Collected data entries
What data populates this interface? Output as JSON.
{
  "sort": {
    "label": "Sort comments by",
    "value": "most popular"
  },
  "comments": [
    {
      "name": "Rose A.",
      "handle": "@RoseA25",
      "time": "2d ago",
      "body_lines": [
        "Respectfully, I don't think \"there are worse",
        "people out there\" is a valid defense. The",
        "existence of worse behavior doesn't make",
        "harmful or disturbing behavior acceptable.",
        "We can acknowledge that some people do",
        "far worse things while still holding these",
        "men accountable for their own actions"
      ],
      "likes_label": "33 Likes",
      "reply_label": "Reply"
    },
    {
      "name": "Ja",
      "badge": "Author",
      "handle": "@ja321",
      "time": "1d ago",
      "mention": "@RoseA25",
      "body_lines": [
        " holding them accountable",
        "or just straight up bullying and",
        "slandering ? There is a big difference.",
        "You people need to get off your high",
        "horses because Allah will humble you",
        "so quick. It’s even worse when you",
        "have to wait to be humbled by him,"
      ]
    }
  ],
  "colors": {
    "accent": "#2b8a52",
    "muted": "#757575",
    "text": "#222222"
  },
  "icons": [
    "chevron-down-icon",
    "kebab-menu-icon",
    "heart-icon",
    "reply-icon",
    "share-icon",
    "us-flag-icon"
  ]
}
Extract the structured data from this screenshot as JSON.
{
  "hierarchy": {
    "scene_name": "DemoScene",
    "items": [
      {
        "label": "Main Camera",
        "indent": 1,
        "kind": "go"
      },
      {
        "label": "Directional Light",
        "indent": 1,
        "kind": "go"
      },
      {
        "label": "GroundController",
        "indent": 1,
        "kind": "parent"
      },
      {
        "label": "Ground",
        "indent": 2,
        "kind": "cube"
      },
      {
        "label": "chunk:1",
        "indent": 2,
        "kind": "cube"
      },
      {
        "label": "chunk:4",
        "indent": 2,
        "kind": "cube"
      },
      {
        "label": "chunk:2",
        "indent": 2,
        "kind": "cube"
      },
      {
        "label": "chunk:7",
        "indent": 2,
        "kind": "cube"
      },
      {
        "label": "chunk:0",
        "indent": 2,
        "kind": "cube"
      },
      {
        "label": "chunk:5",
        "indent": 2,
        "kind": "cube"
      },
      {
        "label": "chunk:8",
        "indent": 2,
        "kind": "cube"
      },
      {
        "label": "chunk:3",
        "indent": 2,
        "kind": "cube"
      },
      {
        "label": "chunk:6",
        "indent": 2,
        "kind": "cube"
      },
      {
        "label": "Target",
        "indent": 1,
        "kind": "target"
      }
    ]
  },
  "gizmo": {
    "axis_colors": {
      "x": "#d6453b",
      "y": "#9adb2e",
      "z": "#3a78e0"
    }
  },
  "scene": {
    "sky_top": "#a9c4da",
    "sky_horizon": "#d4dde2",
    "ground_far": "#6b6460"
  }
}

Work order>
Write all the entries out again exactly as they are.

Worked solution>
What data populates this interface? Output as JSON.
{
  "sort": {
    "label": "Sort comments by",
    "value": "most popular"
  },
  "comments": [
    {
      "name": "Rose A.",
      "handle": "@RoseA25",
      "time": "2d ago",
      "body_lines": [
        "Respectfully, I don't think \"there are worse",
        "people out there\" is a valid defense. The",
        "existence of worse behavior doesn't make",
        "harmful or disturbing behavior acceptable.",
        "We can acknowledge that some people do",
        "far worse things while still holding these",
        "men accountable for their own actions"
      ],
      "likes_label": "33 Likes",
      "reply_label": "Reply"
    },
    {
      "name": "Ja",
      "badge": "Author",
      "handle": "@ja321",
      "time": "1d ago",
      "mention": "@RoseA25",
      "body_lines": [
        " holding them accountable",
        "or just straight up bullying and",
        "slandering ? There is a big difference.",
        "You people need to get off your high",
        "horses because Allah will humble you",
        "so quick. It’s even worse when you",
        "have to wait to be humbled by him,"
      ]
    }
  ],
  "colors": {
    "accent": "#2b8a52",
    "muted": "#757575",
    "text": "#222222"
  },
  "icons": [
    "chevron-down-icon",
    "kebab-menu-icon",
    "heart-icon",
    "reply-icon",
    "share-icon",
    "us-flag-icon"
  ]
}
Extract the structured data from this screenshot as JSON.
{
  "hierarchy": {
    "scene_name": "DemoScene",
    "items": [
      {
        "label": "Main Camera",
        "indent": 1,
        "kind": "go"
      },
      {
        "label": "Directional Light",
        "indent": 1,
        "kind": "go"
      },
      {
        "label": "GroundController",
        "indent": 1,
        "kind": "parent"
      },
      {
        "label": "Ground",
        "indent": 2,
        "kind": "cube"
      },
      {
        "label": "chunk:1",
        "indent": 2,
        "kind": "cube"
      },
      {
        "label": "chunk:4",
        "indent": 2,
        "kind": "cube"
      },
      {
        "label": "chunk:2",
        "indent": 2,
        "kind": "cube"
      },
      {
        "label": "chunk:7",
        "indent": 2,
        "kind": "cube"
      },
      {
        "label": "chunk:0",
        "indent": 2,
        "kind": "cube"
      },
      {
        "label": "chunk:5",
        "indent": 2,
        "kind": "cube"
      },
      {
        "label": "chunk:8",
        "indent": 2,
        "kind": "cube"
      },
      {
        "label": "chunk:3",
        "indent": 2,
        "kind": "cube"
      },
      {
        "label": "chunk:6",
        "indent": 2,
        "kind": "cube"
      },
      {
        "label": "Target",
        "indent": 1,
        "kind": "target"
      }
    ]
  },
  "gizmo": {
    "axis_colors": {
      "x": "#d6453b",
      "y": "#9adb2e",
      "z": "#3a78e0"
    }
  },
  "scene": {
    "sky_top": "#a9c4da",
    "sky_horizon": "#d4dde2",
    "ground_far": "#6b6460"
  }
}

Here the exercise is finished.